“You can’t leave Australia without eating a steak” said Andrew.
Which was true. By then I had eaten Korean, two grand Chinese dinners (including a spot of tenderloin), Greek, Vietnamese, Mexican, Irish ... but no good old Aussie steak.
This was rather ironical given that my first food association with Australia was reading about how Imran Khan tucked into a big steak in the Indo Pak World Championship Cup final in 1984. I read this in Sunil Gavaskar’s book ‘One Day Wonders’.
So my plan for my last night at Sydney and at Australia was made. The Meat and Wine Company. The name said it all. Ranjit had recommended it. It was on the list Rushina sourced for me. Andrew veto’d in favour too.

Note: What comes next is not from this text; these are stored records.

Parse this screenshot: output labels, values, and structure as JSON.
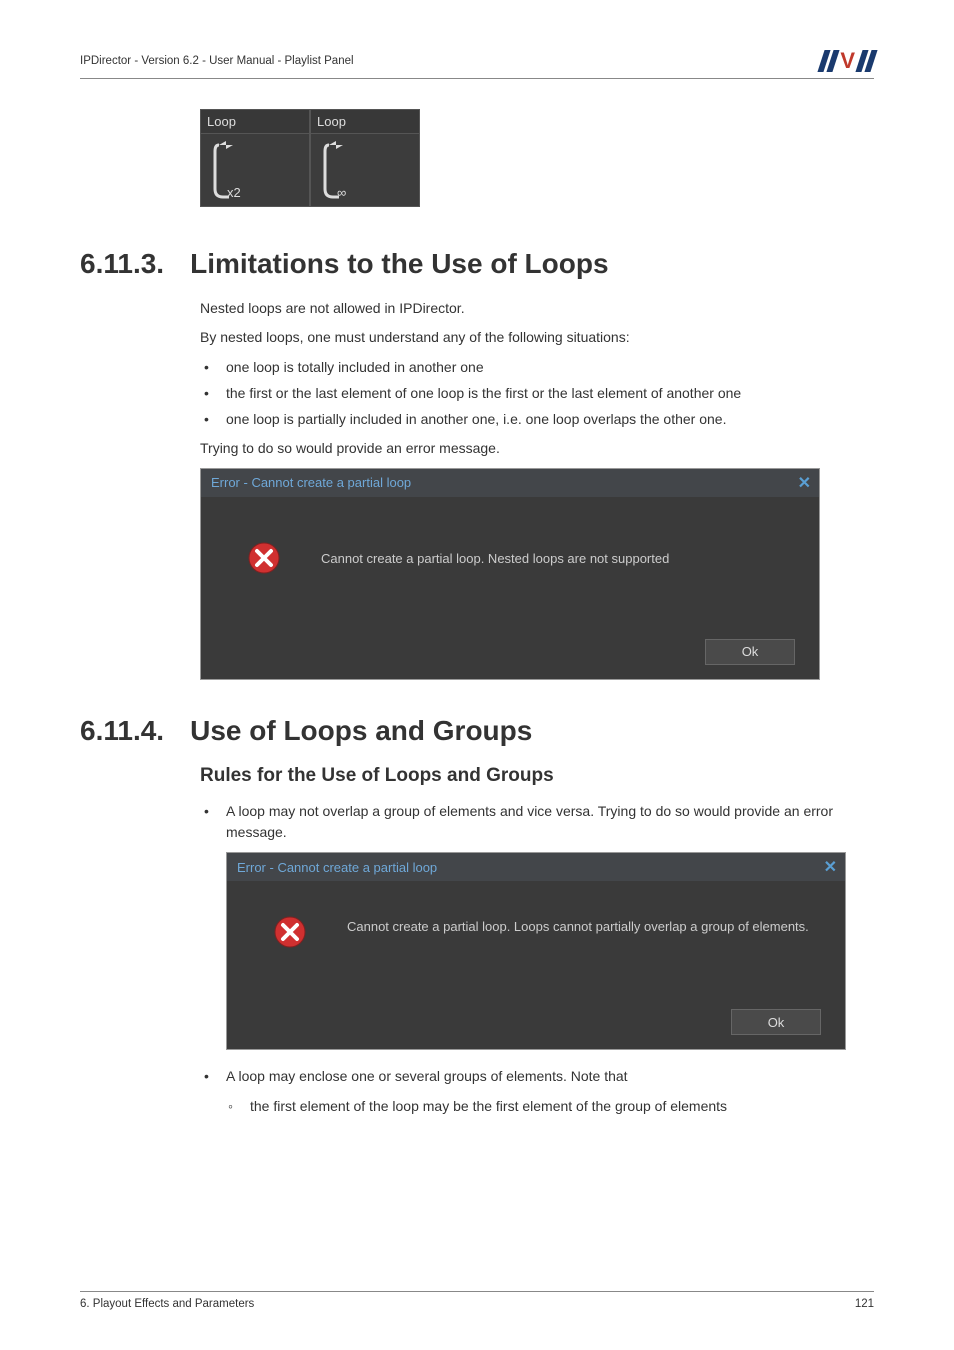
{
  "header": {
    "text": "IPDirector - Version 6.2 - User Manual - Playlist Panel"
  },
  "loopImages": {
    "label1": "Loop",
    "sub1": "x2",
    "label2": "Loop",
    "sub2": "∞"
  },
  "section1": {
    "num": "6.11.3.",
    "title": "Limitations to the Use of Loops",
    "p1": "Nested loops are not allowed in IPDirector.",
    "p2": "By nested loops, one must understand any of the following situations:",
    "b1": "one loop is totally included in another one",
    "b2": "the first or the last element of one loop is the first or the last element of another one",
    "b3": "one loop is partially included in another one, i.e. one loop overlaps the other one.",
    "p3": "Trying to do so would provide an error message."
  },
  "dialog1": {
    "title": "Error - Cannot create a partial loop",
    "msg": "Cannot create a partial loop. Nested loops are not supported",
    "ok": "Ok"
  },
  "section2": {
    "num": "6.11.4.",
    "title": "Use of Loops and Groups",
    "subheading": "Rules for the Use of Loops and Groups",
    "b1": "A loop may not overlap a group of elements and vice versa. Trying to do so would provide an error message.",
    "b2": "A loop may enclose one or several groups of elements. Note that",
    "sb1": "the first element of the loop may be the first element of the group of elements"
  },
  "dialog2": {
    "title": "Error - Cannot create a partial loop",
    "msg": "Cannot create a partial loop. Loops cannot partially overlap a group of elements.",
    "ok": "Ok"
  },
  "footer": {
    "left": "6. Playout Effects and Parameters",
    "right": "121"
  }
}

I set off for dinner from Milson’s Point opposite my hotel to Town Hall Station. The local trains at Sydney have three levels which add to the capacity. I stopped at an Asian grocery store at the Town Hall Station to buy the Thai Sriracha sauce. Bourdain referred to himself in a blog post as a “Whore to the Orient”. You could say that the same about me too. All my senses began to dance in joy as the aromas of the Orient titillated me. It was hard to drag myself away. And this was just a grocery store! Nothing turns me on like the culinary traditions of the Far East.
I set off on a long walk from Town Hall to Darling Harbour where the Meat & Wine Company is located. The roads were empty and reminded me of our last magical night at Zurich. The problem is that there are no corner paan-wallahs in these countries but I luckily had passers by who helped.

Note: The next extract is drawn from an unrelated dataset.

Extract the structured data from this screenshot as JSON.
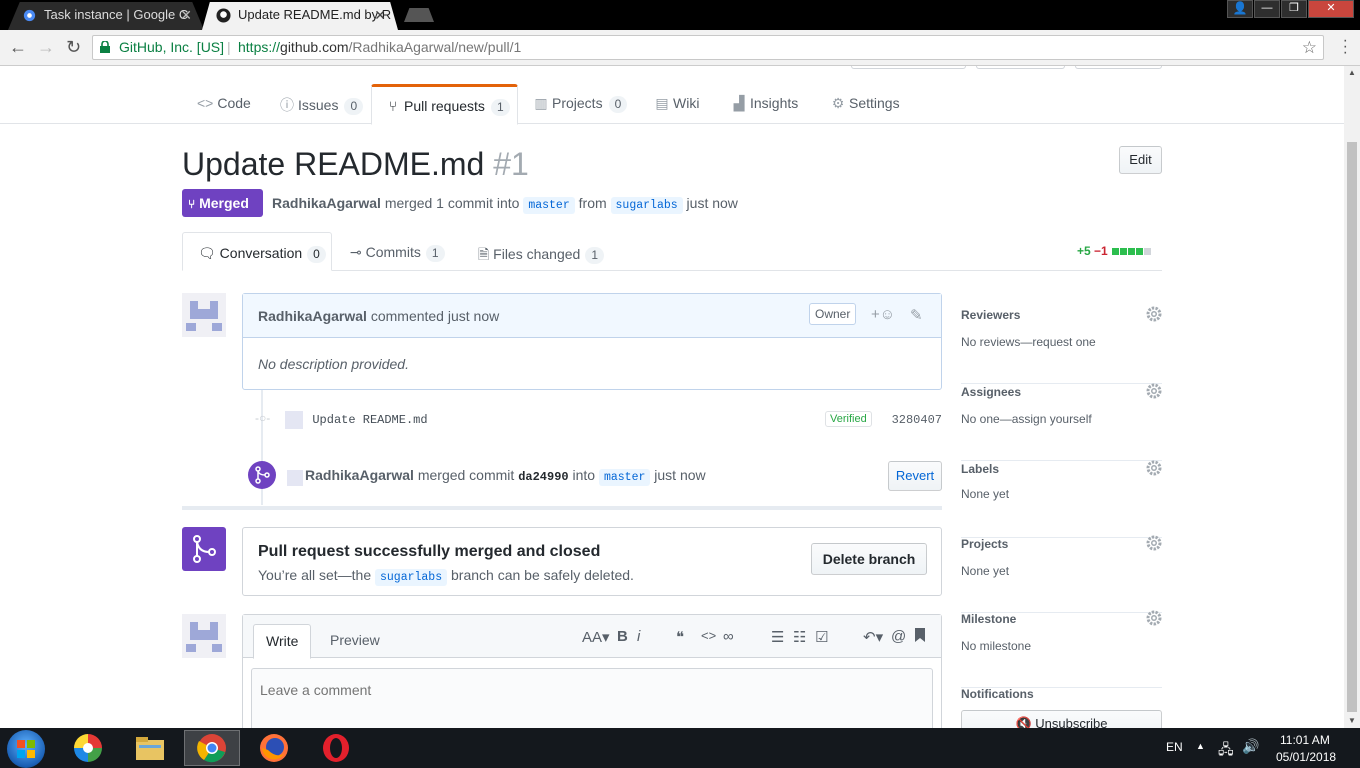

Finally reached the Meat & Wine Company which was located near the Imax by the Harbour. A short wait to be seated, one of the plushest places of my trip and then a rather long wait for my order to be taken.
I went for the best. K had given me some money to spend on good food. This place seemed special enough to spend that. I went for a Wagyu steak. The most expensive around. Seasoned longer than others apparently. Andrew had mentioned it too. A rump cut. Medium rare. You had the option of ordering a separate sauce. I went for the blue cheese and vodka sauce.
The food arrived. It was blockbuster stuff. The meat screamed out to every sense of you and stirred your hormones in a manner which is rare. Your pulse shot up even as you looked at this erotic piece of juicy meat covered with nothing but the fish net like marks of the grill. I bit into the steak and gasped and moaned in pleasure. The meat collapsed with a crescendo in your mouth, juices squirting out, firm on the surface and yet so moist and wet inside. It was so wrong. So sinful. So warranted a trip to the confession box.
The meat didn’t really need a sauce but the vodka blue cheese sauce swished around like fine gossamer and lace brushing against your body... you felt so happy that you discreetly looked around to see if people were watching you.
I dipped the fries which came with the steak into the sauce. Bourdain often talks of the fries that they used to serve when he was at Les Halles, the restaurant. He claims that these were the best.
I would often wonder why a chef and a world traveller would wax eloquent over junk food. Well the fries at The Meat and Wine Company showed the heights that fries could scales. Slightly crisp on the skin with soft, plump, cuddly, chubby delights happily gurgling inside ... this was junk food getting seriously thoroughbred.
The steak won the battle of ‘Man versus Food’. I looked at the remainder wistfully but finishing 500g of pure meat was beyond me ...heavenly as it was.
The walk back from Darling Harbour to the Town Hall Station was pretty long and I lost my way in between. Still the walk past Australia's happy marriage between its past and the new is always a pleasure. Possibly the only thing that stood between some pretty serious meat and a cardiac arrest.
I was ready to pack my bags to go home. I had enjoyed every bite of Australia.